Dataset excerpts:

Start of Block

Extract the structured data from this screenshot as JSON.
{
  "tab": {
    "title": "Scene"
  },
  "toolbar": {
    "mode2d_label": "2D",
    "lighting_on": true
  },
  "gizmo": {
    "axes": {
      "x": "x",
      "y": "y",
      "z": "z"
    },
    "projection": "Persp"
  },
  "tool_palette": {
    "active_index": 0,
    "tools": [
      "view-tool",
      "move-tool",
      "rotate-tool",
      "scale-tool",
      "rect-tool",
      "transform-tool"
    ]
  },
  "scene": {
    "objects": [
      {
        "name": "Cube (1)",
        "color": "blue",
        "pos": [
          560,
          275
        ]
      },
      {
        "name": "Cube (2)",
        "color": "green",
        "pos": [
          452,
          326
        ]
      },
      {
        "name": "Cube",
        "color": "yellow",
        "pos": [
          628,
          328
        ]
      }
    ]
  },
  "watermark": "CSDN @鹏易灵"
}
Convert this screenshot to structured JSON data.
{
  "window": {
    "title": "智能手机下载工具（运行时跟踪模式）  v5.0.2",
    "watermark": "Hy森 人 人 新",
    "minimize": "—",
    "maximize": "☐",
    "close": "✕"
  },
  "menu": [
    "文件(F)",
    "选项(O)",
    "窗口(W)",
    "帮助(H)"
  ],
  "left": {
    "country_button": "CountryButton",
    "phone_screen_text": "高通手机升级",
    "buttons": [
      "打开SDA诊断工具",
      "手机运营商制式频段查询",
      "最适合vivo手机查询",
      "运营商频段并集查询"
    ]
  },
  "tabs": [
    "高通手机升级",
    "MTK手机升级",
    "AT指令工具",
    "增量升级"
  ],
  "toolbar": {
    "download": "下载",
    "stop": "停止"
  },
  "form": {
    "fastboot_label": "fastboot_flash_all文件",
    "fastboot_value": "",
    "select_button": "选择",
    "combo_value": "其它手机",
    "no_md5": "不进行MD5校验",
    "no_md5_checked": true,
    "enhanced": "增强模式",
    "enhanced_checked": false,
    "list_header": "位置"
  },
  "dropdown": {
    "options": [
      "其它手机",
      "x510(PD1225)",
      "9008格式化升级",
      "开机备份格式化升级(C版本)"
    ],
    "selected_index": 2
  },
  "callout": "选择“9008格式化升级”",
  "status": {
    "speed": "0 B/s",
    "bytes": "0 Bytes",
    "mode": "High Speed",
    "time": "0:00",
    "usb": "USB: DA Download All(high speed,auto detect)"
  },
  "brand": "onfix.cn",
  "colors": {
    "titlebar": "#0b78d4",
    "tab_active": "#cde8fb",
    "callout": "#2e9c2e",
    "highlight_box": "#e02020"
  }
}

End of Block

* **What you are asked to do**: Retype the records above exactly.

* **Answer below**:
Extract the structured data from this screenshot as JSON.
{
  "tab": {
    "title": "Scene"
  },
  "toolbar": {
    "mode2d_label": "2D",
    "lighting_on": true
  },
  "gizmo": {
    "axes": {
      "x": "x",
      "y": "y",
      "z": "z"
    },
    "projection": "Persp"
  },
  "tool_palette": {
    "active_index": 0,
    "tools": [
      "view-tool",
      "move-tool",
      "rotate-tool",
      "scale-tool",
      "rect-tool",
      "transform-tool"
    ]
  },
  "scene": {
    "objects": [
      {
        "name": "Cube (1)",
        "color": "blue",
        "pos": [
          560,
          275
        ]
      },
      {
        "name": "Cube (2)",
        "color": "green",
        "pos": [
          452,
          326
        ]
      },
      {
        "name": "Cube",
        "color": "yellow",
        "pos": [
          628,
          328
        ]
      }
    ]
  },
  "watermark": "CSDN @鹏易灵"
}
Convert this screenshot to structured JSON data.
{
  "window": {
    "title": "智能手机下载工具（运行时跟踪模式）  v5.0.2",
    "watermark": "Hy森 人 人 新",
    "minimize": "—",
    "maximize": "☐",
    "close": "✕"
  },
  "menu": [
    "文件(F)",
    "选项(O)",
    "窗口(W)",
    "帮助(H)"
  ],
  "left": {
    "country_button": "CountryButton",
    "phone_screen_text": "高通手机升级",
    "buttons": [
      "打开SDA诊断工具",
      "手机运营商制式频段查询",
      "最适合vivo手机查询",
      "运营商频段并集查询"
    ]
  },
  "tabs": [
    "高通手机升级",
    "MTK手机升级",
    "AT指令工具",
    "增量升级"
  ],
  "toolbar": {
    "download": "下载",
    "stop": "停止"
  },
  "form": {
    "fastboot_label": "fastboot_flash_all文件",
    "fastboot_value": "",
    "select_button": "选择",
    "combo_value": "其它手机",
    "no_md5": "不进行MD5校验",
    "no_md5_checked": true,
    "enhanced": "增强模式",
    "enhanced_checked": false,
    "list_header": "位置"
  },
  "dropdown": {
    "options": [
      "其它手机",
      "x510(PD1225)",
      "9008格式化升级",
      "开机备份格式化升级(C版本)"
    ],
    "selected_index": 2
  },
  "callout": "选择“9008格式化升级”",
  "status": {
    "speed": "0 B/s",
    "bytes": "0 Bytes",
    "mode": "High Speed",
    "time": "0:00",
    "usb": "USB: DA Download All(high speed,auto detect)"
  },
  "brand": "onfix.cn",
  "colors": {
    "titlebar": "#0b78d4",
    "tab_active": "#cde8fb",
    "callout": "#2e9c2e",
    "highlight_box": "#e02020"
  }
}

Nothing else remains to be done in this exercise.